Many legal experts have speculated that the decision was a sign of confidence that the defense team believes it adequately made its case and didn’t want to risk shifting the focus back to the more salacious aspects of the trial.

Edwards (D-N.C.) faces six felony charges, including conspiracy, false statements and four counts of receiving illegal campaign contributions. He has pleaded not guilty to the charges, which stem from an alleged payment of $925,000 made by two campaign donors to cover up an affair and child he had with Hunter.

The prosecution spent three weeks making the case that Edwards spearheaded the cover-up, while the defense spent only three days focusing on the federal campaign finance aspect of the charges.
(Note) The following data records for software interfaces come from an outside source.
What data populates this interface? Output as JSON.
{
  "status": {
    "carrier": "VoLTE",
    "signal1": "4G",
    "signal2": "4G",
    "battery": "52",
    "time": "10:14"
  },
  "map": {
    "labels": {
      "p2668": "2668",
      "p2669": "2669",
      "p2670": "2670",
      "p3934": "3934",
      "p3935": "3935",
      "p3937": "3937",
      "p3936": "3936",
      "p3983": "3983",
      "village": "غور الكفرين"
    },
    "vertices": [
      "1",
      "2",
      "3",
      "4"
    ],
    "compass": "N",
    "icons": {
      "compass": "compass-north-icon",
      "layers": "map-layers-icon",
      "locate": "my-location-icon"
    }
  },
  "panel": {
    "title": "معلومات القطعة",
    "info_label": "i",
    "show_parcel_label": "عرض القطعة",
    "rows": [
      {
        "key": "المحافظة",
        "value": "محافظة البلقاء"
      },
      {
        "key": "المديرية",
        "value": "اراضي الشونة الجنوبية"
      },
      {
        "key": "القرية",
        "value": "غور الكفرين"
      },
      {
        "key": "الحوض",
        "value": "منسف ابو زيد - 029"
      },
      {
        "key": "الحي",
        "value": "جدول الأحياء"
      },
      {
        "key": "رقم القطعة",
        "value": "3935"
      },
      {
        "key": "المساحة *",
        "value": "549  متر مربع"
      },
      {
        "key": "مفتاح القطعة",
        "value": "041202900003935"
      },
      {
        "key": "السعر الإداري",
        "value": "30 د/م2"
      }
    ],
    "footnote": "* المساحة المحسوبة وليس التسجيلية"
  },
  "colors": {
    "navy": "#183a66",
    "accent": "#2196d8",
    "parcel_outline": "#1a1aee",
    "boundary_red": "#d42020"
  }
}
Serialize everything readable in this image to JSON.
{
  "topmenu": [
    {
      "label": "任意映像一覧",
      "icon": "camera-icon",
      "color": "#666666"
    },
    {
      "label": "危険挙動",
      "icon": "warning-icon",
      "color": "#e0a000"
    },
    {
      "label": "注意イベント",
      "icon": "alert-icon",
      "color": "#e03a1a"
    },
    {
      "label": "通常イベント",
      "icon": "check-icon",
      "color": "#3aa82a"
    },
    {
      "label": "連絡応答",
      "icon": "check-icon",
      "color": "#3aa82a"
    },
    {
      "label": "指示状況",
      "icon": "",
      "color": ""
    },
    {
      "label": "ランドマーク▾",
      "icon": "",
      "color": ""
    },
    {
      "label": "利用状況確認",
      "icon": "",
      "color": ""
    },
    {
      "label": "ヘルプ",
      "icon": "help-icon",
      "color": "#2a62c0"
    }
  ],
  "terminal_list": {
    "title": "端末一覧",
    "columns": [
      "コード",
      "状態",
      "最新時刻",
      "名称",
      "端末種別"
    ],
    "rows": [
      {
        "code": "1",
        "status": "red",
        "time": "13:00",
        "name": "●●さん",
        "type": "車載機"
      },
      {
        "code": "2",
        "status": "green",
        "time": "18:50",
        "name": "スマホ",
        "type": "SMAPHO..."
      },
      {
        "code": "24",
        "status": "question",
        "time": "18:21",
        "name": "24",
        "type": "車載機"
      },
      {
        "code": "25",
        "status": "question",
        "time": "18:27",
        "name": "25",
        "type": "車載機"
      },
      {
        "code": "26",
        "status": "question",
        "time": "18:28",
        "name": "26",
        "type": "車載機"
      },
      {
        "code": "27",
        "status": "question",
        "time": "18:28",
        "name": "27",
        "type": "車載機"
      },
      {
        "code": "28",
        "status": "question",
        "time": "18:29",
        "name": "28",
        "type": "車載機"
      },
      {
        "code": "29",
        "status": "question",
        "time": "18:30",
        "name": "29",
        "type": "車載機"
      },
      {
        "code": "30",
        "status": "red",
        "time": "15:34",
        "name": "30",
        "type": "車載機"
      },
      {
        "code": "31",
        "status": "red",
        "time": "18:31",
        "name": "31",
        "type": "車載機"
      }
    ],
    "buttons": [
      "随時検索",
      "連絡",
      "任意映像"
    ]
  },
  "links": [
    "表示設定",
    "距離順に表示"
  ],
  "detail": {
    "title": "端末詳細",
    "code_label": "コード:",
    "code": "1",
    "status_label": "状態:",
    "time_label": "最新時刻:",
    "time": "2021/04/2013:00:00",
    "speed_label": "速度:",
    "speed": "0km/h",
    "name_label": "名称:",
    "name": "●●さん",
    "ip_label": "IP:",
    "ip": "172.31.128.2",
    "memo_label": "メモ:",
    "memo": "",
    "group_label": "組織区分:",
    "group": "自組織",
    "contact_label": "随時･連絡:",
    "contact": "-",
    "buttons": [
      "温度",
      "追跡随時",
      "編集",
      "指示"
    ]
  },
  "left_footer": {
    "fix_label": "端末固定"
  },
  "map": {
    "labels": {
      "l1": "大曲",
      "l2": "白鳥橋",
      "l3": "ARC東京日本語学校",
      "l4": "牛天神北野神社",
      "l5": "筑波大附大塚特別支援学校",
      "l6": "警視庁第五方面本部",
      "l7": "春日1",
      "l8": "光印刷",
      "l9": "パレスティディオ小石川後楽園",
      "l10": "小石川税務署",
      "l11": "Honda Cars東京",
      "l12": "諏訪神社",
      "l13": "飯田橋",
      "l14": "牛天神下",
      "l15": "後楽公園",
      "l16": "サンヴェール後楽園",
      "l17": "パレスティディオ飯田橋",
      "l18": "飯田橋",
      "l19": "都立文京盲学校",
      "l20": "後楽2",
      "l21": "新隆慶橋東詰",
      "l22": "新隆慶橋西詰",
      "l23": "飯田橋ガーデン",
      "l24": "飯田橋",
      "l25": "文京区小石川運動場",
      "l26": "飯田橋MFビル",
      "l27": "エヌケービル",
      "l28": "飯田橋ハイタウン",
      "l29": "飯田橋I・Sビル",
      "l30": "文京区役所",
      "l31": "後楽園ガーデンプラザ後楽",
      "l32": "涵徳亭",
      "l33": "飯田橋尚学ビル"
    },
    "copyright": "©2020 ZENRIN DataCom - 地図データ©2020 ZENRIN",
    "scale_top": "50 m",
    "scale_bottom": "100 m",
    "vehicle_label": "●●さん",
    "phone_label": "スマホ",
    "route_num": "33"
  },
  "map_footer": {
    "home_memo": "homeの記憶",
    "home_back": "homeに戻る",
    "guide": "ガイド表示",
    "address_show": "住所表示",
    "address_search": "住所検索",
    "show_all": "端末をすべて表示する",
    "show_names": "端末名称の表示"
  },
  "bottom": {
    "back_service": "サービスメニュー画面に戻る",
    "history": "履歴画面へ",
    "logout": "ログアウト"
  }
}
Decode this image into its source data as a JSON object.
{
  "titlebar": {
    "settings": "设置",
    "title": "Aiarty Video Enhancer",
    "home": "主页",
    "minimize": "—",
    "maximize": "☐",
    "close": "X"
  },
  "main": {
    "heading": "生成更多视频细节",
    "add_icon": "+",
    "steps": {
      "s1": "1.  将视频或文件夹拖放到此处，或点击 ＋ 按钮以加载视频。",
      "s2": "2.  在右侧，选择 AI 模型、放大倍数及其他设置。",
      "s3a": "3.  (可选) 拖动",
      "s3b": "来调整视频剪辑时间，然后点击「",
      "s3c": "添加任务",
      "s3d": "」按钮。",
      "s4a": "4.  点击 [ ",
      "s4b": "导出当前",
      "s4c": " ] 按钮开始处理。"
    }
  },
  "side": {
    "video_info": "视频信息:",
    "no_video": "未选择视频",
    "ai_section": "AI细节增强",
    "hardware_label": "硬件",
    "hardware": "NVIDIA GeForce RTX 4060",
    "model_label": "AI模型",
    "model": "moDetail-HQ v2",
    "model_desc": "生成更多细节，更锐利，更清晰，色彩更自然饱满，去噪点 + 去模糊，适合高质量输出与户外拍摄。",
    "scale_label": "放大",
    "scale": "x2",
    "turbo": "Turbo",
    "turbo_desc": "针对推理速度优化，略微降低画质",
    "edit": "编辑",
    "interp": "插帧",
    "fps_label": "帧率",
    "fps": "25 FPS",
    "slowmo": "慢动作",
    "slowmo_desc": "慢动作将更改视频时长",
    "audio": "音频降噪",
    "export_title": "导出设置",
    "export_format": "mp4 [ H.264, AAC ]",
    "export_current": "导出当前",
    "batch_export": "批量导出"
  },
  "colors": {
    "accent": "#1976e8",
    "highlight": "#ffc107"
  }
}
The prosecution will now have the opportunity to call rebuttal witnesses before closing arguments are made, perhaps as early as this week.